My college transcript is the map of a battleground.
Ultimately, Jung and, later, Joseph Campbell proved the most useful. I came to believe we not only look to stories for guidance but that we assemble ourselves as a story — not only in introspective soul-searching but in collaboration and dialog with others and the environment and against a background of the prevailing stories of our family, culture, and milieu.
Often we can flow along with one of the prevailing narratives and accept a story off the rack. I was blessed and cursed by having that fail dramatically. It was a pisser at the time, but I gained significant benefit from having to junk my stories about who I was, who we all are, and what I was aiming to be and do, and just start over.
The opportunity to slowly and painstakingly build a new path gave me something solid that simply going with the flow never could.
And the path assembled itself as a narrative, a story among stories — that fact in itself remains fascinating.

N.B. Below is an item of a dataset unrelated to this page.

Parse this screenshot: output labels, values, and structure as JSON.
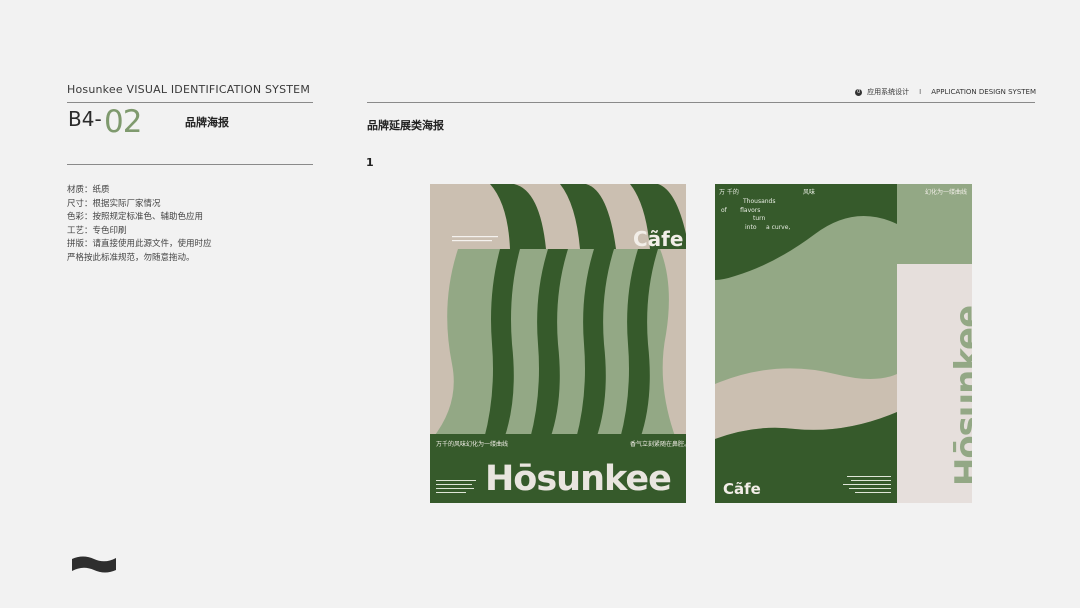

So, stories: Stories are how we build ourselves. Stories define our culture and provide the touchstones of our identity. Stories are how we deepen relationships and pass time over dinner, in bars, or around campfires. Stories are how we knit the world together after the old woman’s dog unravels it at night. If there’s anything approaching wisdom, it’s communicated via stories.

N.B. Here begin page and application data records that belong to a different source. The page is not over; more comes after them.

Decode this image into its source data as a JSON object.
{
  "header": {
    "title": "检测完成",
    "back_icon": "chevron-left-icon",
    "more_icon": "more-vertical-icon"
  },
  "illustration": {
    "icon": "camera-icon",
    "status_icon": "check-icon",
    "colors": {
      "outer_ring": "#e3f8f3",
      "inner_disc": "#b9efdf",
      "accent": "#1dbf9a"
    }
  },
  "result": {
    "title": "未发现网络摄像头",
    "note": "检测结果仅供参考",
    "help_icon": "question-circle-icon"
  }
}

I’ll be following up with some of my key discoveries about stories in future stories.
I’d like to give a shout out to my favorite story sessions of the past: long-distance drives with my brother Tim.
(This was written originally for a web experiment of mine: a framework for storytelling as a social media. The experiment failed, but it did end up extruding an oral history of the backpacking biz so not a total waste. I’m in the process of taking what I’ve learned and trying again.
That site’s mission: my objective is to create a home for stories to get shared — shared following our noses or the lead of our compatriots. Stories that feel important or poignantly funny or nag at the back of our mind or float back into memory with warmth and feeling or heart-clutching dread. Stories that simply want to be told. And so we tell them!)